Black Americans are failing to climb the social ladder, while a worrying number born into the middle classes are now actually poorer than their parents, according to a study .
The report found blacks were missing out on a cherished American dream that their children will be economically better off.
"Children from middle- and upper middle-class black families experience a generational drop in income that is in sharp contrast to the traditional American expectation that each generation will do better than the one that came before it,"
Two out of three Americans who were children in 1968 grow up to have higher income than their parentsbut less than a third of black children born in the middle classes do better financially than their parents.
Being born into a financially secure home is no guarantee of dying in one, with blacks enjoying significantly less economic protection than white peers .
"A startling 45 percent of black children whose parents were solidly middle income end up falling to the bottom income quintile, while only 16 percent of white children born to parents in the middle make this descent,"
Median black family incomes in 2004 were $35,000, compared with $60,000 for whites of similar age, and almost one-quarter of blacks live below federally defined poverty lines, three times more than whites. There has been the decline in the relative economic well-being of black men , which got worse between 1974 and 2004. In fact, black men now in their 30s earn roughly 12 percent less than their fathers' generation.
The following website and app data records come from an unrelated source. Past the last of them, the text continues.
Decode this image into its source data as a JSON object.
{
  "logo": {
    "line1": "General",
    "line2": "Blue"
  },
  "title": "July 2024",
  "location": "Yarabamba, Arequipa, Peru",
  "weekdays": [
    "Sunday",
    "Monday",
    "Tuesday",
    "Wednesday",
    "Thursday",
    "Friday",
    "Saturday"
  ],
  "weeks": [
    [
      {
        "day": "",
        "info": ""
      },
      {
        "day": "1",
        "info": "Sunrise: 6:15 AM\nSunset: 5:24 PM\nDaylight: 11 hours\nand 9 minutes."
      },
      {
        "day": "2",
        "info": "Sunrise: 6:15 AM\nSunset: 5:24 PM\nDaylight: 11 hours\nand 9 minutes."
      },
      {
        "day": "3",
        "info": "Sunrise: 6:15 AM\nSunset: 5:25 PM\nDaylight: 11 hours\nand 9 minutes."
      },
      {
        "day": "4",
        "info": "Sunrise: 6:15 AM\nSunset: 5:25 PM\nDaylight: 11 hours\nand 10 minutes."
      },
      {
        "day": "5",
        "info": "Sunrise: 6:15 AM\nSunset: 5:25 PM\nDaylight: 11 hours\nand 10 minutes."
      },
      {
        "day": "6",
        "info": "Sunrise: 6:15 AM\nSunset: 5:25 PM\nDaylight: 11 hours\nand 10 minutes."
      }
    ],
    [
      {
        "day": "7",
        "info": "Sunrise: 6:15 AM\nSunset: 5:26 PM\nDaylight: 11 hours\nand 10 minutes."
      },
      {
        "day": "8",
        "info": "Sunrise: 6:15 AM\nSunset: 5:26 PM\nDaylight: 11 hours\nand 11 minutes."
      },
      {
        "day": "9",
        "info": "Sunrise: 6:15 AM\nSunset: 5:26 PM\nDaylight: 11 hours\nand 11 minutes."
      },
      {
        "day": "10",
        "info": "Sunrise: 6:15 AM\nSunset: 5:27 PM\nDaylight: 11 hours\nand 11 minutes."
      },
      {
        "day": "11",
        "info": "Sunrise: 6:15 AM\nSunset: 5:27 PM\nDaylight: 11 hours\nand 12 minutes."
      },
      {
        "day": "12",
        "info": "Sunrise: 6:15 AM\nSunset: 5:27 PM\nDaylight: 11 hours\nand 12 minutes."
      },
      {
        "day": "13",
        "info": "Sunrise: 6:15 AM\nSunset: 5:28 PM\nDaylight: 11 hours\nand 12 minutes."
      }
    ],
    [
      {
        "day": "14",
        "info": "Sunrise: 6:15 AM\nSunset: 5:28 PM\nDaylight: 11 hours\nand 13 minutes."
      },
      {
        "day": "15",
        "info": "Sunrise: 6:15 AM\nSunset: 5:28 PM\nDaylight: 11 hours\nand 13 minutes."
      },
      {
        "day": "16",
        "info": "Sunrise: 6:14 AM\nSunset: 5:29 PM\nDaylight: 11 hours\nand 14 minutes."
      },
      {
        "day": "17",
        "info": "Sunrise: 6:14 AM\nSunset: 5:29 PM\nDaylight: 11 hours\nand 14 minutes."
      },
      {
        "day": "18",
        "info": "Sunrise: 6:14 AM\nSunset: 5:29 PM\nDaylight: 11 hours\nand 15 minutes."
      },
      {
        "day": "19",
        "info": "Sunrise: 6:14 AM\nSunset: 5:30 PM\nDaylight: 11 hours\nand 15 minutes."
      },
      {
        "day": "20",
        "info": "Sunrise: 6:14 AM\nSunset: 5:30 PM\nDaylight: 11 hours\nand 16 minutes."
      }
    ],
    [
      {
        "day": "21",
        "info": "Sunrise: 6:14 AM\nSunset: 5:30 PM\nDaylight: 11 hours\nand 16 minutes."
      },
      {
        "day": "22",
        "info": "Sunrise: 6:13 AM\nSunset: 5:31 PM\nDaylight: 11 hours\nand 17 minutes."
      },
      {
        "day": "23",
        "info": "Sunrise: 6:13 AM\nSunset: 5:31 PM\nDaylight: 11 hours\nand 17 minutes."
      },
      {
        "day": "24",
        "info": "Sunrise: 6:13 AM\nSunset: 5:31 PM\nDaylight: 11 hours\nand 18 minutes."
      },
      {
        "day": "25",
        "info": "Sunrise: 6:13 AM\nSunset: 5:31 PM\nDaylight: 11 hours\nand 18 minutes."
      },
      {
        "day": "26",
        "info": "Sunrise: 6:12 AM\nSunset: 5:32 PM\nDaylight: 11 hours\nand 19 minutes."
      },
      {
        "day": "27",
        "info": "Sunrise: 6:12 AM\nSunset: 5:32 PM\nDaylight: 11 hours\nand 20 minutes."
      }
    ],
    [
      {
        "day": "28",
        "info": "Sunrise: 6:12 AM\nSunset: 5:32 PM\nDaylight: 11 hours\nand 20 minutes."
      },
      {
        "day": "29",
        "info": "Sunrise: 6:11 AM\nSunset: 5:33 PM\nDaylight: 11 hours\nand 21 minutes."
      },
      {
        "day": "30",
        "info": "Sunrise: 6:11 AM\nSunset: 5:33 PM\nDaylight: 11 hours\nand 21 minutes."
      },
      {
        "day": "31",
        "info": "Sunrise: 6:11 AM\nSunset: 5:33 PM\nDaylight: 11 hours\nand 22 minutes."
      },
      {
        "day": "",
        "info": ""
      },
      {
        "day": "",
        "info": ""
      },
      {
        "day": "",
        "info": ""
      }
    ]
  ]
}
"In terms of absolute, relative and integrated mobility measures, white children have substantially more upward mobility than black children of comparable incomes,"